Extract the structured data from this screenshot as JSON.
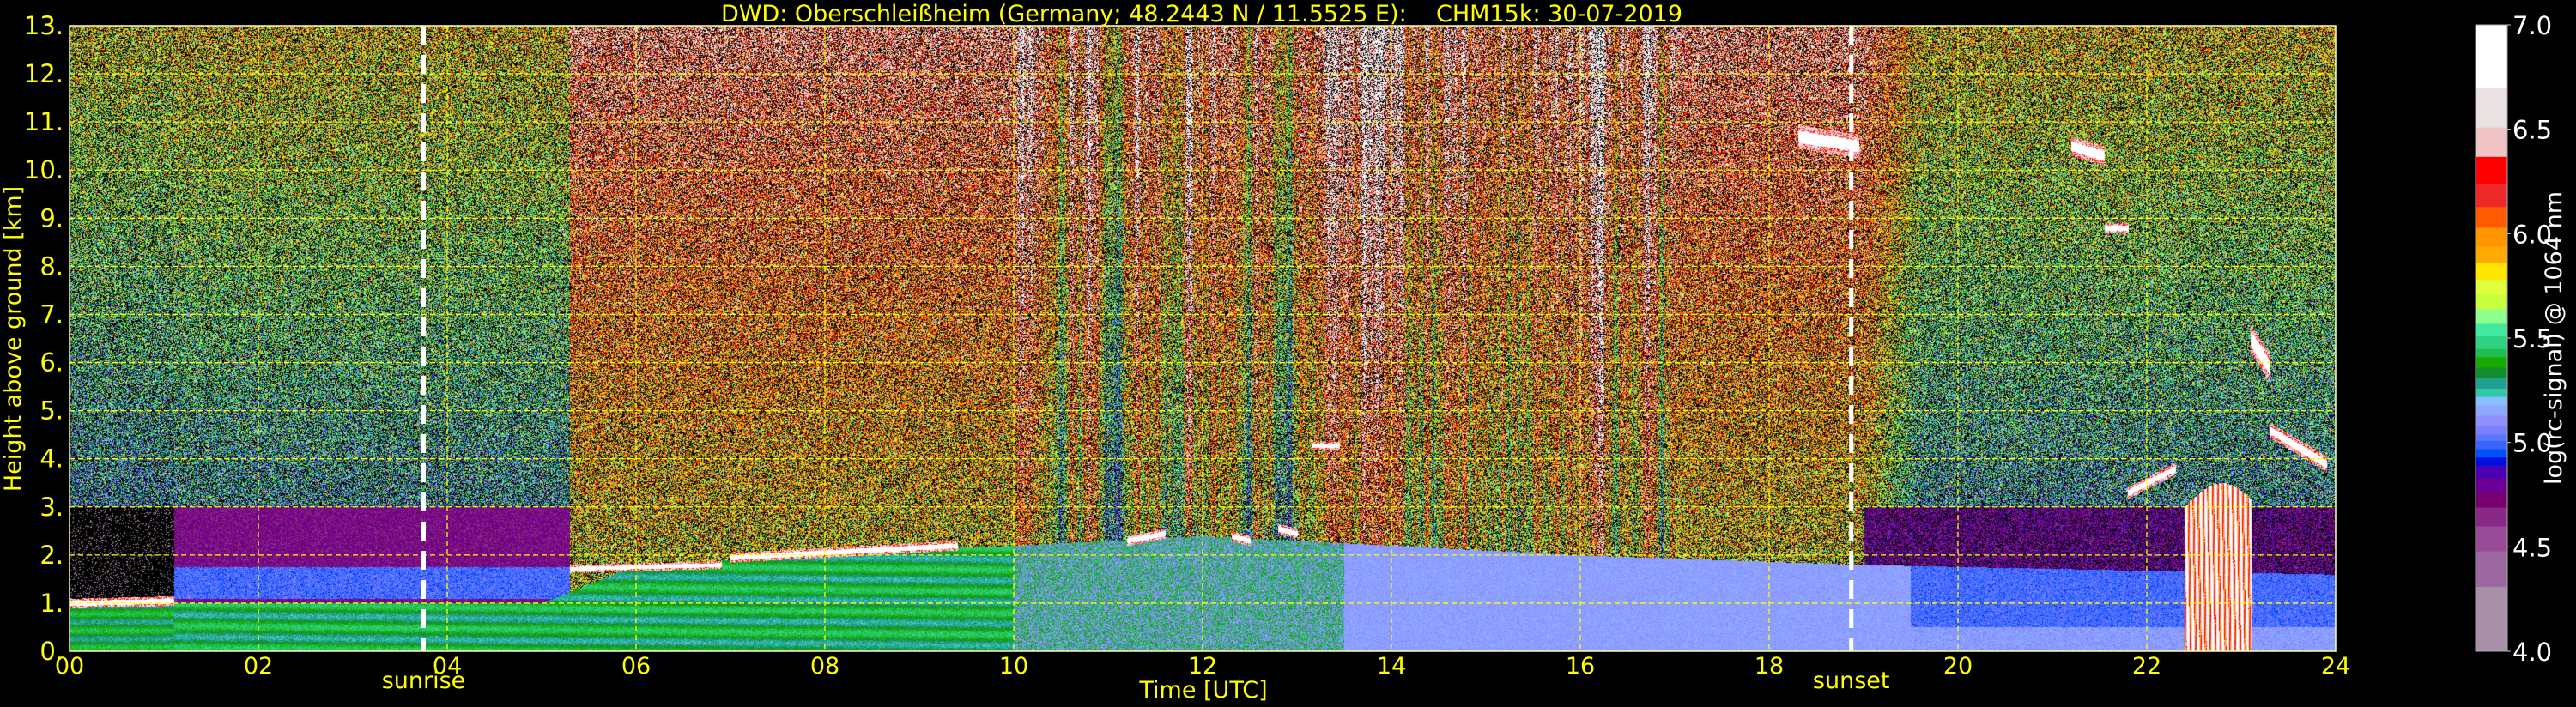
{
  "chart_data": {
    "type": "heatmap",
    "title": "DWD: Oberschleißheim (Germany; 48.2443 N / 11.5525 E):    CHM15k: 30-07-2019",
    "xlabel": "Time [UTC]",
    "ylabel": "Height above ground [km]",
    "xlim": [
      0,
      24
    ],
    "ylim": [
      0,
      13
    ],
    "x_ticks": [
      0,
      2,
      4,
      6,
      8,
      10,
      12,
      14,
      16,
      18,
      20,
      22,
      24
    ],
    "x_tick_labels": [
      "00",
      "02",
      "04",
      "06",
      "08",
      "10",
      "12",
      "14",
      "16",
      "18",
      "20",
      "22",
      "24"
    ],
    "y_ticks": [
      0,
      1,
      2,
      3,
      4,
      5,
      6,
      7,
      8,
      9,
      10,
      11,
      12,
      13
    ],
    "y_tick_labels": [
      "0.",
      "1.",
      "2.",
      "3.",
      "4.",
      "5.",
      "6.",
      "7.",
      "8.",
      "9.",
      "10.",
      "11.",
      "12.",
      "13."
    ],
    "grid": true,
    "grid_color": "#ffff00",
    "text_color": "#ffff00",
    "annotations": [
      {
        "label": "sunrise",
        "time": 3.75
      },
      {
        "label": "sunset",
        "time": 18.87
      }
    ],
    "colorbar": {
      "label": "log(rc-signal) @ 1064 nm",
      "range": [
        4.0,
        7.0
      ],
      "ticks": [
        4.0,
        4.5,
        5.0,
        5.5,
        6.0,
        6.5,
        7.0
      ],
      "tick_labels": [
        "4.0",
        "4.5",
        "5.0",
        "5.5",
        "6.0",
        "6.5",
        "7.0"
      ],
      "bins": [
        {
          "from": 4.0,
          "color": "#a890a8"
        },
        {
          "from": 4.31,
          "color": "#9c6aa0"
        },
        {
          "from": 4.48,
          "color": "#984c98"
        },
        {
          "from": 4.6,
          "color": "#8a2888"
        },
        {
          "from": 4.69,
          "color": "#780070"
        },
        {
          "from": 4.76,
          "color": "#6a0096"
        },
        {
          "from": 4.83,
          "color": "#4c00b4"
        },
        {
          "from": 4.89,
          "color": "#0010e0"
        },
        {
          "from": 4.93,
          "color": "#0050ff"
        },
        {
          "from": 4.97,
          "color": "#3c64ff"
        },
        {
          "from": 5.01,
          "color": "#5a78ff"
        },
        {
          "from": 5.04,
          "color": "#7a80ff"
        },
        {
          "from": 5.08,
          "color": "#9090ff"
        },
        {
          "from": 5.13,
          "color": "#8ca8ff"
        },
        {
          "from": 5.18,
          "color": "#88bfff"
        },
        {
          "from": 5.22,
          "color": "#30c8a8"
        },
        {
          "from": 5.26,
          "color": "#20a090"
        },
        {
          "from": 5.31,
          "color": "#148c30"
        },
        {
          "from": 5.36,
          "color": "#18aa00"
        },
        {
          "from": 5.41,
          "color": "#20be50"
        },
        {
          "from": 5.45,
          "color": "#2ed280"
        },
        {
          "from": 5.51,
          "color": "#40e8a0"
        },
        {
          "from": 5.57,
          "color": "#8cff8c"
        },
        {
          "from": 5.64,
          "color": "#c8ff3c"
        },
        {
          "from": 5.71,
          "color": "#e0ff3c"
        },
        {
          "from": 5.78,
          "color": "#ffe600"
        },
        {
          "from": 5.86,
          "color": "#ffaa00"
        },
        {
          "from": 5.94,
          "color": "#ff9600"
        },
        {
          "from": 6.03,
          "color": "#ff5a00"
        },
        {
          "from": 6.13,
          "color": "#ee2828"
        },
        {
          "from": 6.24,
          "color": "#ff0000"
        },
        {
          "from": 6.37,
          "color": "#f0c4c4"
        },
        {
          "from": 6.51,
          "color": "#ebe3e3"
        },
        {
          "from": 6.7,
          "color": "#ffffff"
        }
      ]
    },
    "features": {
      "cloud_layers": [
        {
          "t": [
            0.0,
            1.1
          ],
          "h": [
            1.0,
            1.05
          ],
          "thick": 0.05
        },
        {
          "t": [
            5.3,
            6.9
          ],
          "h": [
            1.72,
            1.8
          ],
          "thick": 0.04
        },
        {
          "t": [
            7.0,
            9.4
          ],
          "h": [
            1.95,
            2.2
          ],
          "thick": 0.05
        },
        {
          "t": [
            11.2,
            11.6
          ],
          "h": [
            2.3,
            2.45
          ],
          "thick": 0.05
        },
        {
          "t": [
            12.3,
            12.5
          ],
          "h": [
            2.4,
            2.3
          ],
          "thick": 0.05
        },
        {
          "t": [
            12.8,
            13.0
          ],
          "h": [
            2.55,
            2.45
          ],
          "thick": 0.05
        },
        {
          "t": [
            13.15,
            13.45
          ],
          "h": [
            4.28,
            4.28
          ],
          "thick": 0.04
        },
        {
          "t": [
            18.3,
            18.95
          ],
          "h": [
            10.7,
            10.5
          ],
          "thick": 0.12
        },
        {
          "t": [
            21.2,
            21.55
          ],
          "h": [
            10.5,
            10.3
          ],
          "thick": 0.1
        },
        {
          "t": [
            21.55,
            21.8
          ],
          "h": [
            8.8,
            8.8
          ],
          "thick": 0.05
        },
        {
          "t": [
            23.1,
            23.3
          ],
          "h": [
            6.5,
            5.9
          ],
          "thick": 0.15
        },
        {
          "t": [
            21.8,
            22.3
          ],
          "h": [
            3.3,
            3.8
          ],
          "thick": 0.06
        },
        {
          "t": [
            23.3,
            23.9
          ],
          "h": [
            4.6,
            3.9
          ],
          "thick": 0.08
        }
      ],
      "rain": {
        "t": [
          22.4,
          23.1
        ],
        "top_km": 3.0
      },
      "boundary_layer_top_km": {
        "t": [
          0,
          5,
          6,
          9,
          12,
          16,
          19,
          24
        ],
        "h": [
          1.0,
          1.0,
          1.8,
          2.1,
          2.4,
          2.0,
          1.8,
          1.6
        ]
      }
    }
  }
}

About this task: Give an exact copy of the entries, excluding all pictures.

Exercise response:
Extract the structured data from this screenshot as JSON.
{
  "chart_data": {
    "type": "heatmap",
    "title": "DWD: Oberschleißheim (Germany; 48.2443 N / 11.5525 E):    CHM15k: 30-07-2019",
    "xlabel": "Time [UTC]",
    "ylabel": "Height above ground [km]",
    "xlim": [
      0,
      24
    ],
    "ylim": [
      0,
      13
    ],
    "x_ticks": [
      0,
      2,
      4,
      6,
      8,
      10,
      12,
      14,
      16,
      18,
      20,
      22,
      24
    ],
    "x_tick_labels": [
      "00",
      "02",
      "04",
      "06",
      "08",
      "10",
      "12",
      "14",
      "16",
      "18",
      "20",
      "22",
      "24"
    ],
    "y_ticks": [
      0,
      1,
      2,
      3,
      4,
      5,
      6,
      7,
      8,
      9,
      10,
      11,
      12,
      13
    ],
    "y_tick_labels": [
      "0.",
      "1.",
      "2.",
      "3.",
      "4.",
      "5.",
      "6.",
      "7.",
      "8.",
      "9.",
      "10.",
      "11.",
      "12.",
      "13."
    ],
    "grid": true,
    "grid_color": "#ffff00",
    "text_color": "#ffff00",
    "annotations": [
      {
        "label": "sunrise",
        "time": 3.75
      },
      {
        "label": "sunset",
        "time": 18.87
      }
    ],
    "colorbar": {
      "label": "log(rc-signal) @ 1064 nm",
      "range": [
        4.0,
        7.0
      ],
      "ticks": [
        4.0,
        4.5,
        5.0,
        5.5,
        6.0,
        6.5,
        7.0
      ],
      "tick_labels": [
        "4.0",
        "4.5",
        "5.0",
        "5.5",
        "6.0",
        "6.5",
        "7.0"
      ],
      "bins": [
        {
          "from": 4.0,
          "color": "#a890a8"
        },
        {
          "from": 4.31,
          "color": "#9c6aa0"
        },
        {
          "from": 4.48,
          "color": "#984c98"
        },
        {
          "from": 4.6,
          "color": "#8a2888"
        },
        {
          "from": 4.69,
          "color": "#780070"
        },
        {
          "from": 4.76,
          "color": "#6a0096"
        },
        {
          "from": 4.83,
          "color": "#4c00b4"
        },
        {
          "from": 4.89,
          "color": "#0010e0"
        },
        {
          "from": 4.93,
          "color": "#0050ff"
        },
        {
          "from": 4.97,
          "color": "#3c64ff"
        },
        {
          "from": 5.01,
          "color": "#5a78ff"
        },
        {
          "from": 5.04,
          "color": "#7a80ff"
        },
        {
          "from": 5.08,
          "color": "#9090ff"
        },
        {
          "from": 5.13,
          "color": "#8ca8ff"
        },
        {
          "from": 5.18,
          "color": "#88bfff"
        },
        {
          "from": 5.22,
          "color": "#30c8a8"
        },
        {
          "from": 5.26,
          "color": "#20a090"
        },
        {
          "from": 5.31,
          "color": "#148c30"
        },
        {
          "from": 5.36,
          "color": "#18aa00"
        },
        {
          "from": 5.41,
          "color": "#20be50"
        },
        {
          "from": 5.45,
          "color": "#2ed280"
        },
        {
          "from": 5.51,
          "color": "#40e8a0"
        },
        {
          "from": 5.57,
          "color": "#8cff8c"
        },
        {
          "from": 5.64,
          "color": "#c8ff3c"
        },
        {
          "from": 5.71,
          "color": "#e0ff3c"
        },
        {
          "from": 5.78,
          "color": "#ffe600"
        },
        {
          "from": 5.86,
          "color": "#ffaa00"
        },
        {
          "from": 5.94,
          "color": "#ff9600"
        },
        {
          "from": 6.03,
          "color": "#ff5a00"
        },
        {
          "from": 6.13,
          "color": "#ee2828"
        },
        {
          "from": 6.24,
          "color": "#ff0000"
        },
        {
          "from": 6.37,
          "color": "#f0c4c4"
        },
        {
          "from": 6.51,
          "color": "#ebe3e3"
        },
        {
          "from": 6.7,
          "color": "#ffffff"
        }
      ]
    },
    "features": {
      "cloud_layers": [
        {
          "t": [
            0.0,
            1.1
          ],
          "h": [
            1.0,
            1.05
          ],
          "thick": 0.05
        },
        {
          "t": [
            5.3,
            6.9
          ],
          "h": [
            1.72,
            1.8
          ],
          "thick": 0.04
        },
        {
          "t": [
            7.0,
            9.4
          ],
          "h": [
            1.95,
            2.2
          ],
          "thick": 0.05
        },
        {
          "t": [
            11.2,
            11.6
          ],
          "h": [
            2.3,
            2.45
          ],
          "thick": 0.05
        },
        {
          "t": [
            12.3,
            12.5
          ],
          "h": [
            2.4,
            2.3
          ],
          "thick": 0.05
        },
        {
          "t": [
            12.8,
            13.0
          ],
          "h": [
            2.55,
            2.45
          ],
          "thick": 0.05
        },
        {
          "t": [
            13.15,
            13.45
          ],
          "h": [
            4.28,
            4.28
          ],
          "thick": 0.04
        },
        {
          "t": [
            18.3,
            18.95
          ],
          "h": [
            10.7,
            10.5
          ],
          "thick": 0.12
        },
        {
          "t": [
            21.2,
            21.55
          ],
          "h": [
            10.5,
            10.3
          ],
          "thick": 0.1
        },
        {
          "t": [
            21.55,
            21.8
          ],
          "h": [
            8.8,
            8.8
          ],
          "thick": 0.05
        },
        {
          "t": [
            23.1,
            23.3
          ],
          "h": [
            6.5,
            5.9
          ],
          "thick": 0.15
        },
        {
          "t": [
            21.8,
            22.3
          ],
          "h": [
            3.3,
            3.8
          ],
          "thick": 0.06
        },
        {
          "t": [
            23.3,
            23.9
          ],
          "h": [
            4.6,
            3.9
          ],
          "thick": 0.08
        }
      ],
      "rain": {
        "t": [
          22.4,
          23.1
        ],
        "top_km": 3.0
      },
      "boundary_layer_top_km": {
        "t": [
          0,
          5,
          6,
          9,
          12,
          16,
          19,
          24
        ],
        "h": [
          1.0,
          1.0,
          1.8,
          2.1,
          2.4,
          2.0,
          1.8,
          1.6
        ]
      }
    }
  }
}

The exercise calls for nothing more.